This tailored, individualized approach is absolutely essential. If you don’t understand someone’s diagnosis or motivation, you might be using an evidence-based treatment but for the wrong patient. More than just knowing which treatments work, we have the systems in place and good judgment to match each patient with the right treatment.
We have a very scholarly staff at Skyland Trail, so our clinicians and leadership know how and why it’s important to scrutinize the medical literature. And we’re not just reading the results of studies; we go through primary medical literature – the studies themselves – and we look at how the participants are similar to or different from our patients. Then we discuss whether or the not the results are applicable to the patients and services we have at Skyland Trail.
Matching Diagnoses & Treatment
How does Skyland Trail incorporate new treatments?
We are continuously working on quality improvements, and when new therapeutic approaches are shown to be effective and meet the needs of our patients, we make sure our staff receives training on how to implement them, and then incorporate them into our program.
For example, we recently started practicing cognitive remediation therapy (CRT) for patients with cognitive decline due to previous untreated mental illness. Before we invested in CRT, we completed a comprehensive literature review of research showing CRT was useful, we engaged in our own CRT-based research, and scrutinized the results before incorporating it into our programming. The technology and “buzz” about CRT weren’t enough. We had to put it to the test. That is true evidence-based practice.
Through our outcomes research activities, we are starting to see positive results. And we will be able to contribute our outcomes data to the body of knowledge about how and when these therapies work best.
We provide excellent treatment now, but that doesn’t mean we can’t be even better. I call it the “n +1” philosophy. If we’re at level n, that’s great, but what’s n+1? What’s next? If an organization isn’t improving, it’s regressing, because there’s new data in the medical literature every day. Staying fresh and constantly learning new ways to do things is one of the best things about practicing medicine.
Continuum of Care
Ray Kotwicki, MD, MPH
Chief Medical Officer
Dr. Ray Kotwicki is the chief medical officer of Skyland Trail. Located in Atlanta, Skyland Trail is a nationally recognized nonprofit mental health treatment organization serving adults ages 18 and older. For 26 years, Skyland Trail has been inspiring people with mental illnesses to thrive through a holistic program of evidence-based psychiatric treatment, integrated medical care, research and education.
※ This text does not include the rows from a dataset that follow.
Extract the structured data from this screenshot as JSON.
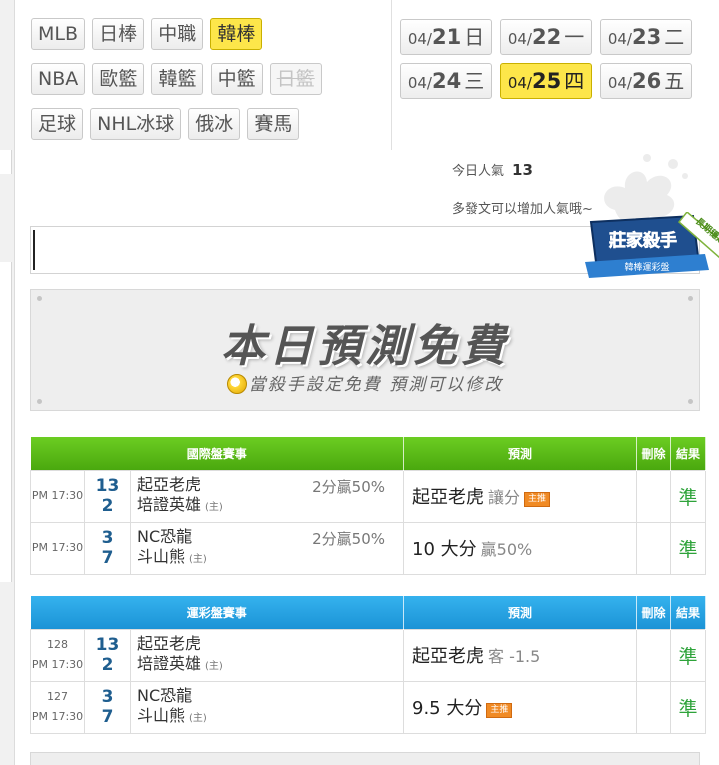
{
  "sports": {
    "row1": [
      {
        "label": "MLB",
        "state": "normal"
      },
      {
        "label": "日棒",
        "state": "normal"
      },
      {
        "label": "中職",
        "state": "normal"
      },
      {
        "label": "韓棒",
        "state": "active"
      }
    ],
    "row2": [
      {
        "label": "NBA",
        "state": "normal"
      },
      {
        "label": "歐籃",
        "state": "normal"
      },
      {
        "label": "韓籃",
        "state": "normal"
      },
      {
        "label": "中籃",
        "state": "normal"
      },
      {
        "label": "日籃",
        "state": "disabled"
      }
    ],
    "row3": [
      {
        "label": "足球",
        "state": "normal"
      },
      {
        "label": "NHL冰球",
        "state": "normal"
      },
      {
        "label": "俄冰",
        "state": "normal"
      },
      {
        "label": "賽馬",
        "state": "normal"
      }
    ]
  },
  "dates": [
    {
      "md": "04/",
      "day": "21",
      "wd": "日",
      "active": false
    },
    {
      "md": "04/",
      "day": "22",
      "wd": "一",
      "active": false
    },
    {
      "md": "04/",
      "day": "23",
      "wd": "二",
      "active": false
    },
    {
      "md": "04/",
      "day": "24",
      "wd": "三",
      "active": false
    },
    {
      "md": "04/",
      "day": "25",
      "wd": "四",
      "active": true
    },
    {
      "md": "04/",
      "day": "26",
      "wd": "五",
      "active": false
    }
  ],
  "popularity": {
    "label": "今日人氣",
    "value": "13",
    "hint": "多發文可以增加人氣哦~"
  },
  "badge": {
    "name": "莊家殺手",
    "subtitle": "韓棒運彩盤",
    "ribbon": "長期穩定"
  },
  "post_input": {
    "value": "",
    "placeholder": ""
  },
  "banner": {
    "title": "本日預測免費",
    "subtitle": "當殺手設定免費 預測可以修改"
  },
  "intl_table": {
    "headers": {
      "events": "國際盤賽事",
      "prediction": "預測",
      "delete": "刪除",
      "result": "結果"
    },
    "rows": [
      {
        "time": "PM 17:30",
        "away_score": "13",
        "away_team": "起亞老虎",
        "home_score": "2",
        "home_team": "培證英雄",
        "home_mark": "(主)",
        "odds": "2分贏50%",
        "pred_main": "起亞老虎",
        "pred_sub": "讓分",
        "pred_tag": "主推",
        "result": "準"
      },
      {
        "time": "PM 17:30",
        "away_score": "3",
        "away_team": "NC恐龍",
        "home_score": "7",
        "home_team": "斗山熊",
        "home_mark": "(主)",
        "odds": "2分贏50%",
        "pred_main": "10 大分",
        "pred_sub": "贏50%",
        "pred_tag": "",
        "result": "準"
      }
    ]
  },
  "sports_lottery_table": {
    "headers": {
      "events": "運彩盤賽事",
      "prediction": "預測",
      "delete": "刪除",
      "result": "結果"
    },
    "rows": [
      {
        "code": "128",
        "time": "PM 17:30",
        "away_score": "13",
        "away_team": "起亞老虎",
        "home_score": "2",
        "home_team": "培證英雄",
        "home_mark": "(主)",
        "pred_main": "起亞老虎",
        "pred_sub": "客 -1.5",
        "pred_tag": "",
        "result": "準"
      },
      {
        "code": "127",
        "time": "PM 17:30",
        "away_score": "3",
        "away_team": "NC恐龍",
        "home_score": "7",
        "home_team": "斗山熊",
        "home_mark": "(主)",
        "pred_main": "9.5 大分",
        "pred_sub": "",
        "pred_tag": "主推",
        "result": "準"
      }
    ]
  },
  "colors": {
    "active_yellow": "#fde64a",
    "green_header": "#4aa80e",
    "blue_header": "#1b93d6",
    "result_green": "#2ea33a",
    "tag_orange": "#f08a24"
  }
}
Before joining Skyland Trail as full time chief medical officer, Dr. Kotwicki served as an associate professor the Department of Psychiatry and Behavioral Sciences at Emory University’s School of Medicine, and as an associate professor at Emory University’s Rollins School of Public Health. He remains on adjunctive faculty at the Emory University School of Medicine, as well as at the University of Miami Miller School of Medicine. Dr. Kotwicki is a Diplomate of the American Board of Psychiatry and Neurology, and has been elected an officer of the Georgia Psychiatric Physicians’ Association. Dr. Kotwicki received his undergraduate and medical degrees from the University of Wisconsin Medical School, and completed post-graduate training at Harvard Medical School, the Boston University School of Medicine, and Emory University, where he also earned a Master’s degree in public health.